§ Required work
Would you give the listing again exactly as written, minus its pictures?

● ● ● ● ●

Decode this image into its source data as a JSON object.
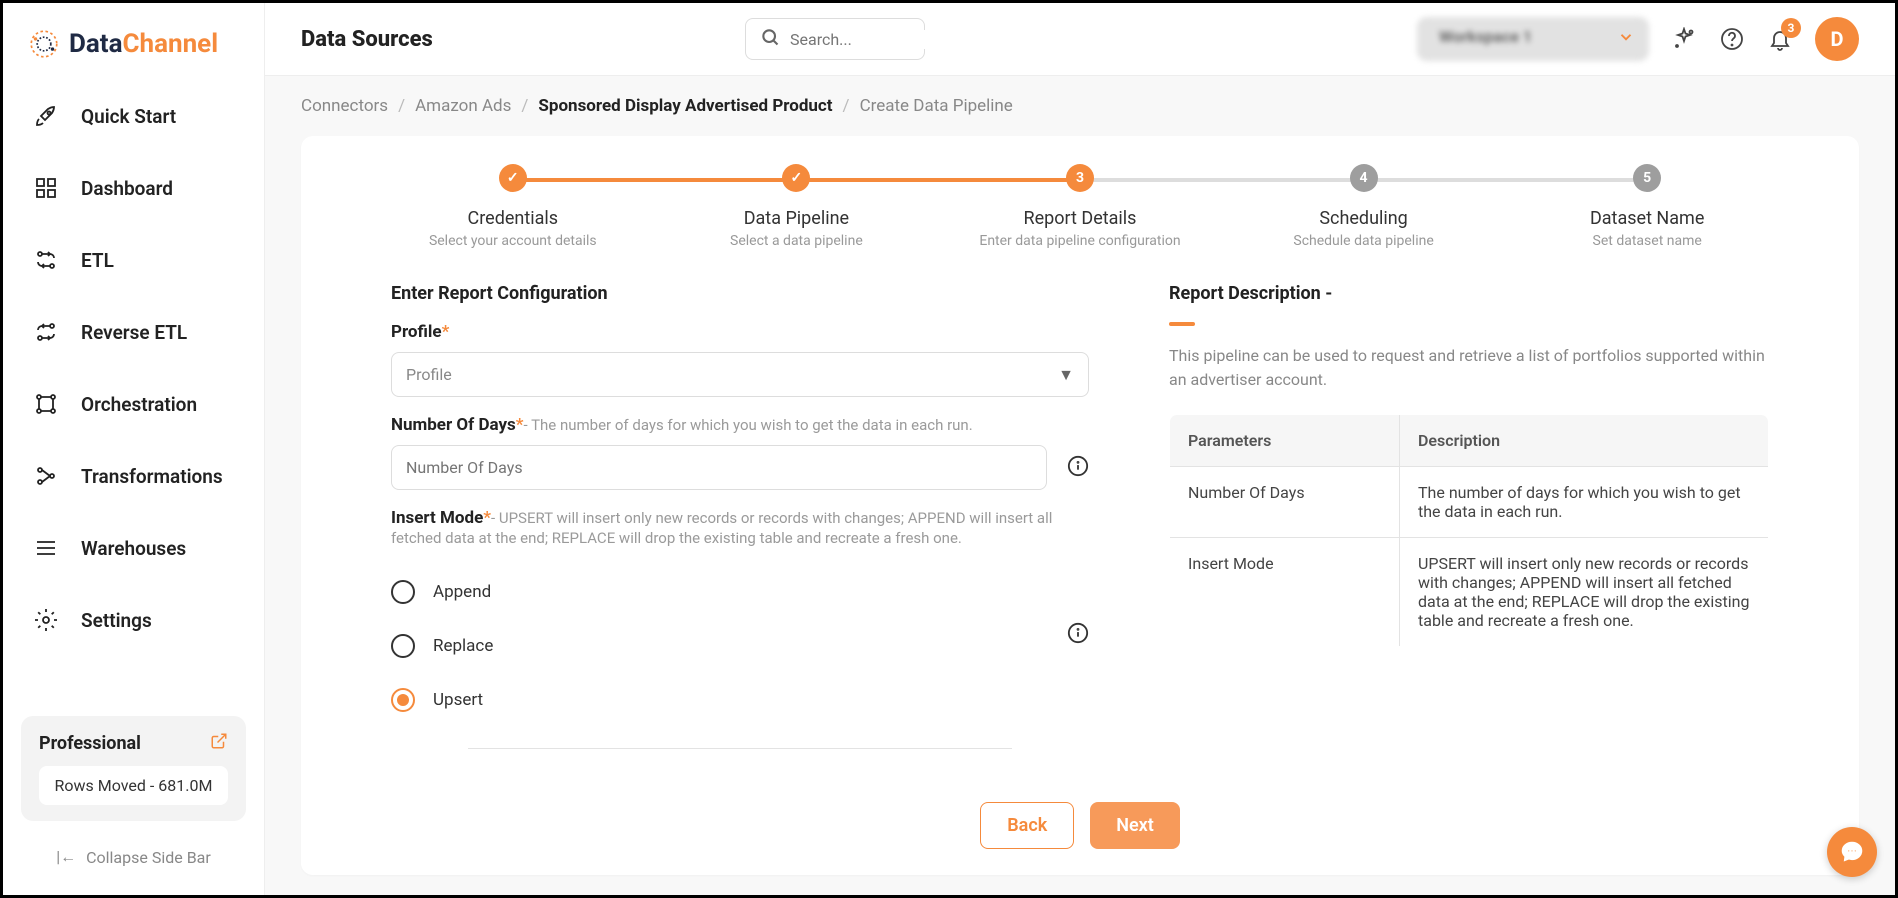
{
  "logo": {
    "text1": "Data",
    "text2": "Channel"
  },
  "nav": {
    "items": [
      {
        "icon": "rocket",
        "label": "Quick Start"
      },
      {
        "icon": "dashboard",
        "label": "Dashboard"
      },
      {
        "icon": "etl",
        "label": "ETL"
      },
      {
        "icon": "reverse",
        "label": "Reverse ETL"
      },
      {
        "icon": "orchestration",
        "label": "Orchestration"
      },
      {
        "icon": "transformations",
        "label": "Transformations"
      },
      {
        "icon": "warehouses",
        "label": "Warehouses"
      },
      {
        "icon": "settings",
        "label": "Settings"
      }
    ]
  },
  "plan": {
    "title": "Professional",
    "rows": "Rows Moved - 681.0M"
  },
  "collapse_label": "Collapse Side Bar",
  "header": {
    "title": "Data Sources",
    "search_placeholder": "Search...",
    "workspace": "Workspace 1",
    "notif_count": "3",
    "avatar": "D"
  },
  "breadcrumb": {
    "items": [
      "Connectors",
      "Amazon Ads",
      "Sponsored Display Advertised Product",
      "Create Data Pipeline"
    ],
    "bold_idx": 2
  },
  "stepper": [
    {
      "state": "done",
      "mark": "✓",
      "title": "Credentials",
      "sub": "Select your account details"
    },
    {
      "state": "done",
      "mark": "✓",
      "title": "Data Pipeline",
      "sub": "Select a data pipeline"
    },
    {
      "state": "active",
      "mark": "3",
      "title": "Report Details",
      "sub": "Enter data pipeline configuration"
    },
    {
      "state": "todo",
      "mark": "4",
      "title": "Scheduling",
      "sub": "Schedule data pipeline"
    },
    {
      "state": "todo",
      "mark": "5",
      "title": "Dataset Name",
      "sub": "Set dataset name"
    }
  ],
  "form": {
    "section_title": "Enter Report Configuration",
    "profile": {
      "label": "Profile",
      "placeholder": "Profile"
    },
    "days": {
      "label": "Number Of Days",
      "hint": "- The number of days for which you wish to get the data in each run.",
      "placeholder": "Number Of Days"
    },
    "insert": {
      "label": "Insert Mode",
      "hint": "- UPSERT will insert only new records or records with changes; APPEND will insert all fetched data at the end; REPLACE will drop the existing table and recreate a fresh one.",
      "options": [
        {
          "label": "Append",
          "selected": false
        },
        {
          "label": "Replace",
          "selected": false
        },
        {
          "label": "Upsert",
          "selected": true
        }
      ]
    }
  },
  "desc": {
    "title": "Report Description -",
    "text": "This pipeline can be used to request and retrieve a list of portfolios supported within an advertiser account.",
    "headers": {
      "param": "Parameters",
      "desc": "Description"
    },
    "rows": [
      {
        "p": "Number Of Days",
        "d": "The number of days for which you wish to get the data in each run."
      },
      {
        "p": "Insert Mode",
        "d": "UPSERT will insert only new records or records with changes; APPEND will insert all fetched data at the end; REPLACE will drop the existing table and recreate a fresh one."
      }
    ]
  },
  "buttons": {
    "back": "Back",
    "next": "Next"
  }
}
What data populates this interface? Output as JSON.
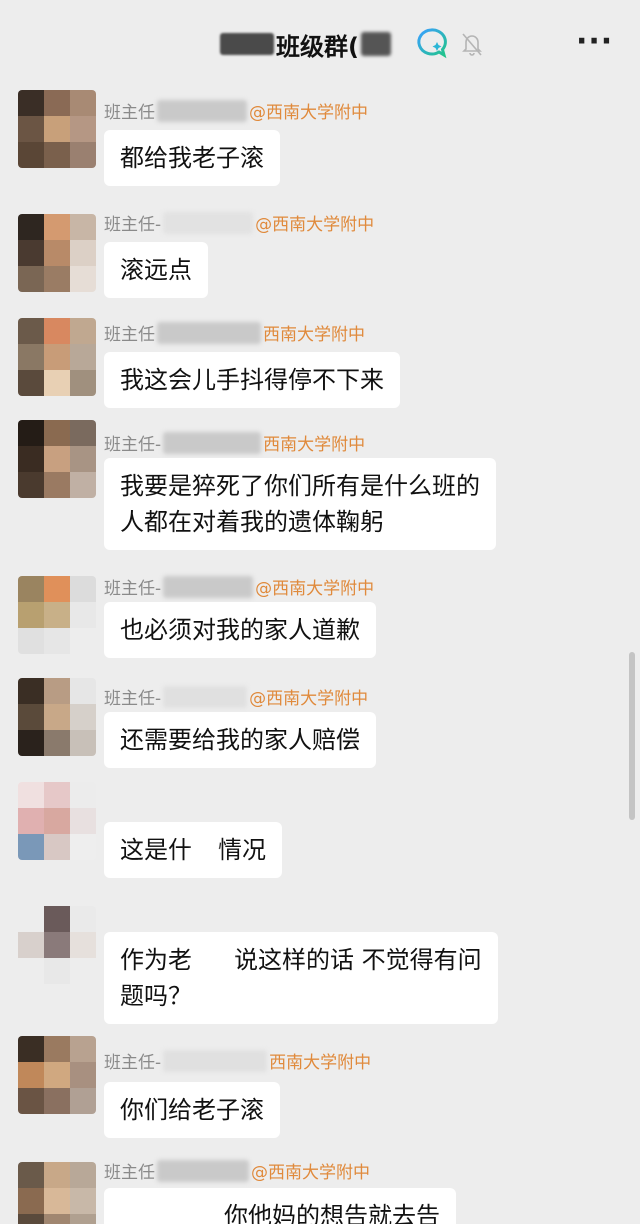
{
  "header": {
    "title": "班级群(",
    "ai_icon": "ai-assistant-icon",
    "mute_icon": "bell-muted-icon",
    "more_label": "···"
  },
  "messages": [
    {
      "sender_prefix": "班主任",
      "school": "@西南大学附中",
      "text": "都给我老子滚"
    },
    {
      "sender_prefix": "班主任-",
      "school": "@西南大学附中",
      "text": "滚远点"
    },
    {
      "sender_prefix": "班主任",
      "school": "西南大学附中",
      "text": "我这会儿手抖得停不下来"
    },
    {
      "sender_prefix": "班主任-",
      "school": "西南大学附中",
      "text_line1": "我要是猝死了你们所有是什么班的",
      "text_line2": "人都在对着我的遗体鞠躬"
    },
    {
      "sender_prefix": "班主任-",
      "school": "@西南大学附中",
      "text": "也必须对我的家人道歉"
    },
    {
      "sender_prefix": "班主任-",
      "school": "@西南大学附中",
      "text": "还需要给我的家人赔偿"
    },
    {
      "text_a": "这是什",
      "text_b": "情况"
    },
    {
      "text_a": "作为老",
      "text_b": "说这样的话 不觉得有问",
      "text_line2": "题吗？"
    },
    {
      "sender_prefix": "班主任-",
      "school": "西南大学附中",
      "text": "你们给老子滚"
    },
    {
      "sender_prefix": "班主任",
      "school": "@西南大学附中",
      "text": "你他妈的想告就去告"
    }
  ]
}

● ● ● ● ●

§ Output below
Decode this image into its source data as a JSON object.
{
  "logo": {
    "text1": "Data",
    "text2": "Channel"
  },
  "nav": {
    "items": [
      {
        "icon": "rocket",
        "label": "Quick Start"
      },
      {
        "icon": "dashboard",
        "label": "Dashboard"
      },
      {
        "icon": "etl",
        "label": "ETL"
      },
      {
        "icon": "reverse",
        "label": "Reverse ETL"
      },
      {
        "icon": "orchestration",
        "label": "Orchestration"
      },
      {
        "icon": "transformations",
        "label": "Transformations"
      },
      {
        "icon": "warehouses",
        "label": "Warehouses"
      },
      {
        "icon": "settings",
        "label": "Settings"
      }
    ]
  },
  "plan": {
    "title": "Professional",
    "rows": "Rows Moved - 681.0M"
  },
  "collapse_label": "Collapse Side Bar",
  "header": {
    "title": "Data Sources",
    "search_placeholder": "Search...",
    "workspace": "Workspace 1",
    "notif_count": "3",
    "avatar": "D"
  },
  "breadcrumb": {
    "items": [
      "Connectors",
      "Amazon Ads",
      "Sponsored Display Advertised Product",
      "Create Data Pipeline"
    ],
    "bold_idx": 2
  },
  "stepper": [
    {
      "state": "done",
      "mark": "✓",
      "title": "Credentials",
      "sub": "Select your account details"
    },
    {
      "state": "done",
      "mark": "✓",
      "title": "Data Pipeline",
      "sub": "Select a data pipeline"
    },
    {
      "state": "active",
      "mark": "3",
      "title": "Report Details",
      "sub": "Enter data pipeline configuration"
    },
    {
      "state": "todo",
      "mark": "4",
      "title": "Scheduling",
      "sub": "Schedule data pipeline"
    },
    {
      "state": "todo",
      "mark": "5",
      "title": "Dataset Name",
      "sub": "Set dataset name"
    }
  ],
  "form": {
    "section_title": "Enter Report Configuration",
    "profile": {
      "label": "Profile",
      "placeholder": "Profile"
    },
    "days": {
      "label": "Number Of Days",
      "hint": "- The number of days for which you wish to get the data in each run.",
      "placeholder": "Number Of Days"
    },
    "insert": {
      "label": "Insert Mode",
      "hint": "- UPSERT will insert only new records or records with changes; APPEND will insert all fetched data at the end; REPLACE will drop the existing table and recreate a fresh one.",
      "options": [
        {
          "label": "Append",
          "selected": false
        },
        {
          "label": "Replace",
          "selected": false
        },
        {
          "label": "Upsert",
          "selected": true
        }
      ]
    }
  },
  "desc": {
    "title": "Report Description -",
    "text": "This pipeline can be used to request and retrieve a list of portfolios supported within an advertiser account.",
    "headers": {
      "param": "Parameters",
      "desc": "Description"
    },
    "rows": [
      {
        "p": "Number Of Days",
        "d": "The number of days for which you wish to get the data in each run."
      },
      {
        "p": "Insert Mode",
        "d": "UPSERT will insert only new records or records with changes; APPEND will insert all fetched data at the end; REPLACE will drop the existing table and recreate a fresh one."
      }
    ]
  },
  "buttons": {
    "back": "Back",
    "next": "Next"
  }
}
What data populates this interface? Output as JSON.
{
  "header": {
    "title": "班级群(",
    "ai_icon": "ai-assistant-icon",
    "mute_icon": "bell-muted-icon",
    "more_label": "···"
  },
  "messages": [
    {
      "sender_prefix": "班主任",
      "school": "@西南大学附中",
      "text": "都给我老子滚"
    },
    {
      "sender_prefix": "班主任-",
      "school": "@西南大学附中",
      "text": "滚远点"
    },
    {
      "sender_prefix": "班主任",
      "school": "西南大学附中",
      "text": "我这会儿手抖得停不下来"
    },
    {
      "sender_prefix": "班主任-",
      "school": "西南大学附中",
      "text_line1": "我要是猝死了你们所有是什么班的",
      "text_line2": "人都在对着我的遗体鞠躬"
    },
    {
      "sender_prefix": "班主任-",
      "school": "@西南大学附中",
      "text": "也必须对我的家人道歉"
    },
    {
      "sender_prefix": "班主任-",
      "school": "@西南大学附中",
      "text": "还需要给我的家人赔偿"
    },
    {
      "text_a": "这是什",
      "text_b": "情况"
    },
    {
      "text_a": "作为老",
      "text_b": "说这样的话 不觉得有问",
      "text_line2": "题吗？"
    },
    {
      "sender_prefix": "班主任-",
      "school": "西南大学附中",
      "text": "你们给老子滚"
    },
    {
      "sender_prefix": "班主任",
      "school": "@西南大学附中",
      "text": "你他妈的想告就去告"
    }
  ]
}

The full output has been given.